However, to achieve this extreme fast charging, the battery needs to take in 400kW of energy, something current battery packs are not capable of achieving due to the 'lithium plating' issue (formation of metallic lithium around the anode that leads to rapid battery life deterioration). However, the researchers have found that the lithium plating problem can be circumvented by using the concept of 'rapid heating.' While conventional li-ion batteries are charged & discharged at the same temperature, the researchers found that the batteries preheated to 60˚C could sustain the extremely fast charging process for 1,700 cycles, without any lithium plating. The team used a self-heating nickel structure that preheats in less than thirty seconds, thereby allowing them to limit the battery’s exposure time to the elevated charge temperature (that can also increase the rate of battery degradation rapidly).

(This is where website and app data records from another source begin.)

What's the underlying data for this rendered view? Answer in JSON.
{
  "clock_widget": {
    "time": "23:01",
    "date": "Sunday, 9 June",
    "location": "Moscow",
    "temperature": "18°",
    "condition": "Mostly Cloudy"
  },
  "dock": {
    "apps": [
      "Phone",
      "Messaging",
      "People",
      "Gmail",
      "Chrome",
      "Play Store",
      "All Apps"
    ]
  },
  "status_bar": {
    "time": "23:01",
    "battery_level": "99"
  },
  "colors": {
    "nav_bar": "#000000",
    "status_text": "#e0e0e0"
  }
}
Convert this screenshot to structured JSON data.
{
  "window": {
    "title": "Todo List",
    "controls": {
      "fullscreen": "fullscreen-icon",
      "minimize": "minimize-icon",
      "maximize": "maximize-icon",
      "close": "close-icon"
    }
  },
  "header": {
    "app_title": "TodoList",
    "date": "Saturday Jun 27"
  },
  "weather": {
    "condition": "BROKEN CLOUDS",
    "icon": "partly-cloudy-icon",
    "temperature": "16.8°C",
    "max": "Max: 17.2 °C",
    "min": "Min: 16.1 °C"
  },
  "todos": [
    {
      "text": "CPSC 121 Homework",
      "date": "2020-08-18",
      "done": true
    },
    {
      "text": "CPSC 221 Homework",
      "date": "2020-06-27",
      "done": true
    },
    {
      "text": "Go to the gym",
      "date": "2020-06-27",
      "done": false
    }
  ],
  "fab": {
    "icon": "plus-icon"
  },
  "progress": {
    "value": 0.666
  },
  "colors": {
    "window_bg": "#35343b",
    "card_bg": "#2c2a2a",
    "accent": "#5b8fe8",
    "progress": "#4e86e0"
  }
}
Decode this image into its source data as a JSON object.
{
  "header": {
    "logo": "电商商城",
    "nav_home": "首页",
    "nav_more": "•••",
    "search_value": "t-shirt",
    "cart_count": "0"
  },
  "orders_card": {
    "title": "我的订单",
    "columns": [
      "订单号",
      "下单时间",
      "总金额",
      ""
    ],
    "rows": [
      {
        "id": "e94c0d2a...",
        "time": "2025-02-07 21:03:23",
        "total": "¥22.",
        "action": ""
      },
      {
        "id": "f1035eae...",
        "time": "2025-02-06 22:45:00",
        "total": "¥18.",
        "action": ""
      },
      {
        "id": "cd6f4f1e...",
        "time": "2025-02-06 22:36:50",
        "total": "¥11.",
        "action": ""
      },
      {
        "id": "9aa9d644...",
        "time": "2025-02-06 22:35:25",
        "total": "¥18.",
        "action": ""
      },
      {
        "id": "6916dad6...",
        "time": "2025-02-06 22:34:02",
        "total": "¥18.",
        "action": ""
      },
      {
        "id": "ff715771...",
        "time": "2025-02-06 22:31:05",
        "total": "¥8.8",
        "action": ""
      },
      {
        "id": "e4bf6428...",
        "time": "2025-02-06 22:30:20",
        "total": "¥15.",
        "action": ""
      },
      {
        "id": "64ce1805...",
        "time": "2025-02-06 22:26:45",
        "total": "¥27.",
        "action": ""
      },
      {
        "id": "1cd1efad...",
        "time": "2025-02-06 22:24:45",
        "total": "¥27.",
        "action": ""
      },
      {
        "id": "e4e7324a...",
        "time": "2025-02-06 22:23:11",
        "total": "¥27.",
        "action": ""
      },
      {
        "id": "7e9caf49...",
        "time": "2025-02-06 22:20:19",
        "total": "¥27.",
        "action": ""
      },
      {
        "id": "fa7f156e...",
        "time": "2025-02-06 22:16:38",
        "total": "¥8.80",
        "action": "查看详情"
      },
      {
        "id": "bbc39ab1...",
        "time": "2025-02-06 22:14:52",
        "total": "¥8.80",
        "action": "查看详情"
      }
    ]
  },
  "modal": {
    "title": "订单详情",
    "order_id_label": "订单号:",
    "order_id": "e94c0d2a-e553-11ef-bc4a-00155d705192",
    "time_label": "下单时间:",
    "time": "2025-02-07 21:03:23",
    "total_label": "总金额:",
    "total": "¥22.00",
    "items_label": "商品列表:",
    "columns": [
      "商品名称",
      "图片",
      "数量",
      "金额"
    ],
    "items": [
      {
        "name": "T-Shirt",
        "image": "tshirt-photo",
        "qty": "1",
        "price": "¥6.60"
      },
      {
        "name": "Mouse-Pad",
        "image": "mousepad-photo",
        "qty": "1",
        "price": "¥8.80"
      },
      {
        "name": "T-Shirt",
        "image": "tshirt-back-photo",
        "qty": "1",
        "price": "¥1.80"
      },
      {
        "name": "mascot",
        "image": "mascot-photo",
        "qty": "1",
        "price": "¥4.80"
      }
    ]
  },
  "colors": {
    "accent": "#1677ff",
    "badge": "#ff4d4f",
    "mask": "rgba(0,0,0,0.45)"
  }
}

While the results are indeed promising & the technology, as per the researchers, is very much scalable for varied applications, the timeline of the entire process could stretch up to a decade. So, it seems we'll have to wait quite a while for the ultimate breakthrough that will make everyday EVs a more feasible replacement for conventional-fuel-powered cars.